Excited to have my 2nd puzzle published in the New York Times! This puzzle started simply by brainstorming phrases that ended in types of investments. The idea of cluing them as punny investments for different professions was there from the beginning. Initially, I had ATOMIC BOND until Googling uncovered that the accurate term is IONIC BOND. Who knew? I apologize to my high school science teachers.
I also started with OLYMPIC GOLD (the too-obvious "Investment for Gymnasts?") and JOHNNY CASH (the groan-inducing "Investment for Plumbers?"). I was planning on having five theme answers and no revealer but eventually stumbled onto WORK PORTFOLIO, which also allowed me to get rid of the CASH answer. With IONIC BOND/BEEF STOCK matched at nine letters, I struggled for a while to come up with a ten-letter phrase to pair with the stronger COMEDY GOLD answer. I finally hit on MENU OPTION, which with its clue, is the weakest theme answer, but I felt was acceptable.
This is the third puzzle I submitted to the New York Times, and it was initially rejected. While the editors liked the theme, the fill had a lot of issues — obscure abbreviations, awkward phrases. Looking back, I would not submit that puzzle today; it's pretty tragic.
A couple of months later, with some additional constructing experience, I revisited the puzzle. I started by redoing the grid, and things came together when I opened up the center and connected the three central theme answers with EL TRAIN. That seemed to free up the corners for better fill options. One thing I learned on this puzzle was the importance of trying different grid designs to see which fills best.
My name is Carl Larson, I'm 56, retired and living in Studio City, California. When working, I was an electrical engineer and marketing manager in the computer industry. I'm very excited to have one of my crossword puzzles published for the first time in the New York Times!
I've been doing puzzles for as long as I can remember. I was a Games Magazine early adopter, sneaking in puzzle solving during high school classes. I've been doing the New York Times crossword for nearly as long, and have fond memories of sitting in the back of math class with a friend trying to finish the Sunday puzzle each week to the annoyance of our teacher. Win-win.
Near the end of 2018, I decided that getting a crossword puzzle accepted for publication in the New York Times would be a 2019 goal and bucket list item. I had toyed with crossword construction a couple of times in the past but was daunted by the difficulty of hand constructing. Today's crossword constructing software and online databases ease the task.

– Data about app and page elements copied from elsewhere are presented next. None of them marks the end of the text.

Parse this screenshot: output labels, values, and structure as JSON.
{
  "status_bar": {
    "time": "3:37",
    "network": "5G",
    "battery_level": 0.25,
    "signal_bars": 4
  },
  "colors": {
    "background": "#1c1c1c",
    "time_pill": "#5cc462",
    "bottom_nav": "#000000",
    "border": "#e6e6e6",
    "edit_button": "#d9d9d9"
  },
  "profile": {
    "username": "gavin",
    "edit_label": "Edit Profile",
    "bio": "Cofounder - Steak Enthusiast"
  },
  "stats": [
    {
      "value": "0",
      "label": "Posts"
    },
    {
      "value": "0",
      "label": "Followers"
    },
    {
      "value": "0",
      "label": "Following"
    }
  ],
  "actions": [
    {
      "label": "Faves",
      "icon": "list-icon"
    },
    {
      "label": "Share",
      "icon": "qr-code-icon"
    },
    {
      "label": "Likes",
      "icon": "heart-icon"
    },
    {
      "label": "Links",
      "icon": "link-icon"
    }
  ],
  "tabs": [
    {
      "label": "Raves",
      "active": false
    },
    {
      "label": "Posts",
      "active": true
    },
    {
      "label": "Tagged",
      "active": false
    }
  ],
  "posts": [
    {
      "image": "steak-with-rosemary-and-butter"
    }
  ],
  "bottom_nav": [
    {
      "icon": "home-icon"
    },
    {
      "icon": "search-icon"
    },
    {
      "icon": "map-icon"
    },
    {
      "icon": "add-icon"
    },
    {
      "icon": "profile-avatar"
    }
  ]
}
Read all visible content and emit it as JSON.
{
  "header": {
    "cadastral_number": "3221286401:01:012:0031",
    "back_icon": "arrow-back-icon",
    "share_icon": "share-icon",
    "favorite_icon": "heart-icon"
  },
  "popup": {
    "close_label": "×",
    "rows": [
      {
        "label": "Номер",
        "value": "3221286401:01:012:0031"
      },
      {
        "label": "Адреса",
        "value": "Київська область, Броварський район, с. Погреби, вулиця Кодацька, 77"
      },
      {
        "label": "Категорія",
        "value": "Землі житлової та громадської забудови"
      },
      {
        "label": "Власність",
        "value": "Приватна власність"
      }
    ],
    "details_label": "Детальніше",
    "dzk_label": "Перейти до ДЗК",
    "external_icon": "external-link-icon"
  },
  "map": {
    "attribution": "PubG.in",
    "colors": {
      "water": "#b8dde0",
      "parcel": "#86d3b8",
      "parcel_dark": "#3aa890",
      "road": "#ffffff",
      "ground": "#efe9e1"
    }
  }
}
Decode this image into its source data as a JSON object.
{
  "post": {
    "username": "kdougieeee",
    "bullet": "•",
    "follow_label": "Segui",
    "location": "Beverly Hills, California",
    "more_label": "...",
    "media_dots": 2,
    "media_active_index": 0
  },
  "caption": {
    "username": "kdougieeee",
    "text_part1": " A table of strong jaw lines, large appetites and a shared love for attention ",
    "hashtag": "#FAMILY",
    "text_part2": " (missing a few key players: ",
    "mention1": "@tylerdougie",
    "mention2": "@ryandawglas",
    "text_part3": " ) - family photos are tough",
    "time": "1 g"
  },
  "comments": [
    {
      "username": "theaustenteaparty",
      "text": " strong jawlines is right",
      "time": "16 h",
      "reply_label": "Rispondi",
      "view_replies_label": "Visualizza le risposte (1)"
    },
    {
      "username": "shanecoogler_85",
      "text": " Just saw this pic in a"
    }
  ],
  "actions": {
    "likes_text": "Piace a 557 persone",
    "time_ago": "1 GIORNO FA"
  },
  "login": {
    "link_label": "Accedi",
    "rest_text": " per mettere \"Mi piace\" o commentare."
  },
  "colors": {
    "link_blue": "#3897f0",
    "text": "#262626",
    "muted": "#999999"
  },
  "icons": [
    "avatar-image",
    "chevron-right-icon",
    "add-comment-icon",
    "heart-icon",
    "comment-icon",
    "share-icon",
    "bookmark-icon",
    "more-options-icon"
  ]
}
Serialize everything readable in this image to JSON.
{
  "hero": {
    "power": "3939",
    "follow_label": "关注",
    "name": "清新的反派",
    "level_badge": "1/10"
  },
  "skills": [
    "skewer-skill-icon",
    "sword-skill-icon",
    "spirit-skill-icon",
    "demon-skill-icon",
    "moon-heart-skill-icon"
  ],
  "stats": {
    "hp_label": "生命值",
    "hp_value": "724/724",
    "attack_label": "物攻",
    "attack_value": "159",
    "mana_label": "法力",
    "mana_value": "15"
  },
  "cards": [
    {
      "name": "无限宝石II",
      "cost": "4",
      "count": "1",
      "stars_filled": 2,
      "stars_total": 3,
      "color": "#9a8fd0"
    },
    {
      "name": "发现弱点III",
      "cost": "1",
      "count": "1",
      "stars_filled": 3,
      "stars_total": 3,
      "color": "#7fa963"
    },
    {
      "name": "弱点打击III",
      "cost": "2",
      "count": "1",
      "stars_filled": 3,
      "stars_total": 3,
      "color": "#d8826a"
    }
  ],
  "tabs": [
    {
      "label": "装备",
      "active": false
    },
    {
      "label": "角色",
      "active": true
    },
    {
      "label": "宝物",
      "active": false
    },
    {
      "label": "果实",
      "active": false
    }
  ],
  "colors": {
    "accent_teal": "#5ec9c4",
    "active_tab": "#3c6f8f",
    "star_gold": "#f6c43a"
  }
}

Today's puzzle was my 5th submission, and it was accepted for publication in May 2019. I came up with the idea when I was browsing through XWord Info for inspiration. Specifically, I was looking through the list of past puzzles with circled or shaded squares thinking about constructing a puzzle with one of those elements. I noticed that 3x2 blocks of circles had not been used in many puzzles. It occurred to me that a 3x2 block of circles looked like a six-pack of cans viewed from above, and a theme idea was born. As it turns out, there were plenty of 6 letter beer brands to choose from. STROHS, MODELO, LABATT, PERONI, MOLSON, and BUDICE were left in the cooler.
I'm guessing that Jeff will enjoy my puzzle. I know from reading his notes that he gets a kick out of pointing out when different constructors come up with the same theme. Today he gets to do it with one of his puzzles. Back on June 24th, 2019, Jeff and his co-constructor Ari Richter, scooped me with a Universal puzzle with a very similar six-pack theme, including 3 of the 4 brands I used. Doh! I enjoyed Jeff and Ari's added level to their puzzle with the JOE SIX PACK revealer and JOE-related theme entries passing through the six-packs in their grid.